  1. Service: More than customer service, Sampson advocates service to mankind, “Many of us are discovering that selfishness, the currency of greed, is not all it was cracked up to be in business school,” he says.
  2. Connectivity: “Dr. King was, above all, a champion of connectivity. By that I mean he was always looking to build community—physically, spiritually, mentally, emotionally, and economically,” Sampson says.
  3. Reciprocity: This principle represents a variation on the “buy local” theme with which we are all familiar. The key is to strategically give back to the communities from which you draw your profits. As an example, Sampson specifically encourages black churches to hire local contractors to build their churches.
  4. Positivity: “We are no longer obsessed with defeating the competition. We aim, instead, to be the best we can be while embracing competition as positive and necessary,” Sampson says.
  5. Personal Responsibility: King, himself, embodied Gandhi’s counsel to “be the change you wish to see in the world.” Sampson argues that “followers must lead by the choices they make every day; then the leaders will follow.”
  6. Self-Image: Sampson argues not for vanity, but for the brand of pride that is defined as self-confidence. “Dr. King was a deeply spiritual man who believed that people have deep and abiding worth, no matter whom they are or where they come from,” he says.
  7. Diversity: Sampson, who grew up in an African American community saw his own world expand exponentially when he attended Tulane University. “We must… diversify our decision-making process by purposefully seeking out those who aren’t of our same ethnicity, religion, gender or social backgrounds,” he says.
  8. Character and Dignity: “Character, one’s moral or ethical integrity, is one of our most precious business currencies of all, and we must earn it, spend it, and invest it wisely at every opportunity,” Sampson says.
  9. Dreaming: Sampson, channeling MLK, challenges everyone to dream big with an eye toward changing the world. “We must each write our own internal ‘I Have a Dream’ speech, not only for our businesses but for our lives and the world as well,” he says.

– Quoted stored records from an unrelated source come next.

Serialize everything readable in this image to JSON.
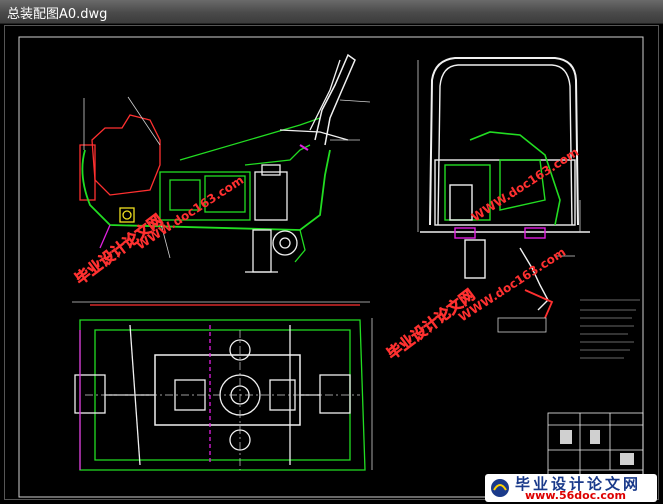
{
  "window": {
    "title": "总装配图A0.dwg"
  },
  "watermarks": {
    "cn_text": "毕业设计论文网",
    "url_text": "WWW.doc163.com",
    "footer_cn": "毕业设计论文网",
    "footer_url": "www.56doc.com"
  },
  "colors": {
    "frame": "#ff3b3b",
    "body_green": "#22dd22",
    "white_lines": "#f0f0f0",
    "magenta": "#e020e0",
    "cyan": "#20e0e0",
    "yellow": "#f0e020",
    "watermark_red": "#ff3030",
    "watermark_green": "#30ff30"
  }
}
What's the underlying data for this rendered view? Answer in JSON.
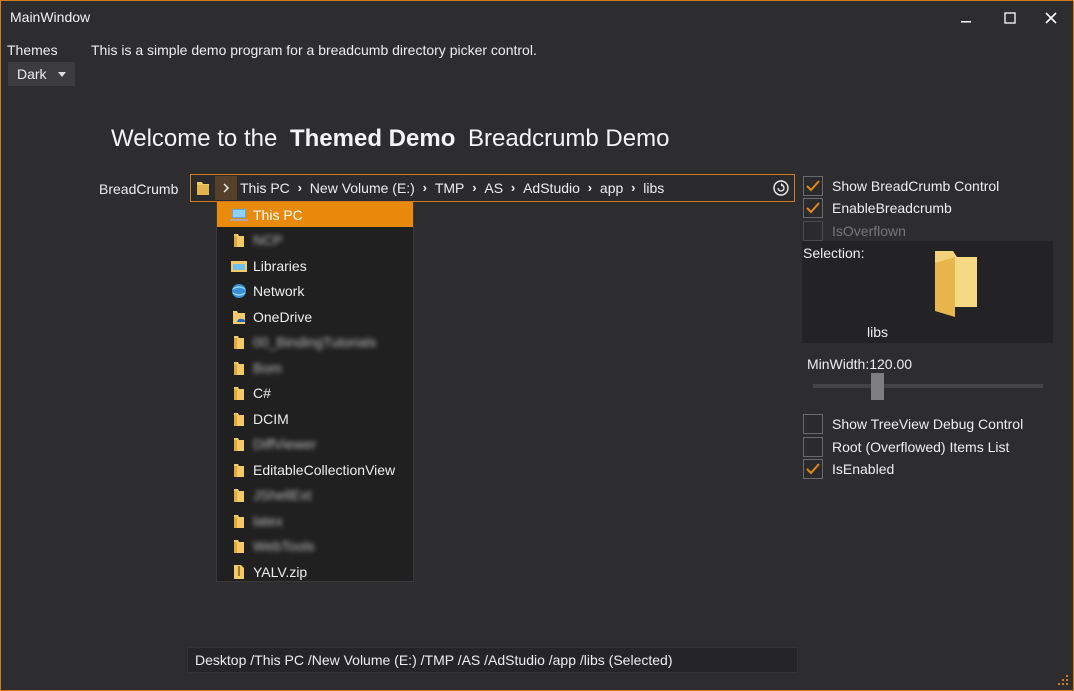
{
  "window": {
    "title": "MainWindow"
  },
  "themes": {
    "label": "Themes",
    "selected": "Dark"
  },
  "intro_text": "This is a simple demo program for a breadcumb directory picker control.",
  "welcome": {
    "prefix": "Welcome to the",
    "bold": "Themed Demo",
    "suffix": "Breadcrumb Demo"
  },
  "breadcrumb": {
    "label": "BreadCrumb",
    "items": [
      "This PC",
      "New Volume (E:)",
      "TMP",
      "AS",
      "AdStudio",
      "app",
      "libs"
    ]
  },
  "dropdown": {
    "items": [
      {
        "label": "This PC",
        "icon": "computer-icon",
        "selected": true,
        "blurred": false
      },
      {
        "label": "NCP",
        "icon": "folder-icon",
        "selected": false,
        "blurred": true
      },
      {
        "label": "Libraries",
        "icon": "libraries-icon",
        "selected": false,
        "blurred": false
      },
      {
        "label": "Network",
        "icon": "network-icon",
        "selected": false,
        "blurred": false
      },
      {
        "label": "OneDrive",
        "icon": "onedrive-icon",
        "selected": false,
        "blurred": false
      },
      {
        "label": "00_BindingTutorials",
        "icon": "folder-icon",
        "selected": false,
        "blurred": true
      },
      {
        "label": "Bom",
        "icon": "folder-icon",
        "selected": false,
        "blurred": true
      },
      {
        "label": "C#",
        "icon": "folder-icon",
        "selected": false,
        "blurred": false
      },
      {
        "label": "DCIM",
        "icon": "folder-icon",
        "selected": false,
        "blurred": false
      },
      {
        "label": "DiffViewer",
        "icon": "folder-icon",
        "selected": false,
        "blurred": true
      },
      {
        "label": "EditableCollectionView",
        "icon": "folder-icon",
        "selected": false,
        "blurred": false
      },
      {
        "label": "JShellExt",
        "icon": "folder-icon",
        "selected": false,
        "blurred": true
      },
      {
        "label": "latex",
        "icon": "folder-icon",
        "selected": false,
        "blurred": true
      },
      {
        "label": "WebTools",
        "icon": "folder-icon",
        "selected": false,
        "blurred": true
      },
      {
        "label": "YALV.zip",
        "icon": "zip-icon",
        "selected": false,
        "blurred": false
      }
    ]
  },
  "options": {
    "show_breadcrumb": {
      "label": "Show BreadCrumb Control",
      "checked": true,
      "enabled": true
    },
    "enable_breadcrumb": {
      "label": "EnableBreadcrumb",
      "checked": true,
      "enabled": true
    },
    "is_overflown": {
      "label": "IsOverflown",
      "checked": false,
      "enabled": false
    },
    "show_treeview": {
      "label": "Show TreeView Debug Control",
      "checked": false,
      "enabled": true
    },
    "root_items": {
      "label": "Root (Overflowed) Items List",
      "checked": false,
      "enabled": true
    },
    "is_enabled": {
      "label": "IsEnabled",
      "checked": true,
      "enabled": true
    }
  },
  "selection": {
    "label": "Selection:",
    "name": "libs"
  },
  "min_width": {
    "label": "MinWidth:120.00",
    "value": 120.0
  },
  "status": "Desktop /This PC /New Volume (E:) /TMP /AS /AdStudio /app /libs (Selected)",
  "colors": {
    "accent": "#e98a0b",
    "border": "#d17b1c",
    "background": "#2d2d30"
  }
}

  10. Openness and Transparency: Sampson observes that America’s “old boys club” has, perhaps unintentionally, done great harm to women and minorities who are often excluded from networks that operate behind closed doors. “We must learn to openly acknowledge our differences, with honesty, grace, respect, and even humor, as we continue to explore our commonality,” he says.
  11. Creativity and Innovation: Sampson argues that creativity and innovation are inextricably linked to diversity and openness, that collaboration with others of different backgrounds will lead to better outcomes. “Innovation will be the lynchpin of success in the new Collaborative Era,” he says.
  12. Courage: Interestingly, Sampson equates courage with love, noting, “Every human transaction, at its deepest level, boils down to a choice between fear and love… To act with love is to act with courage. It is to refuse to allow fear to dictate our actions and decisions.”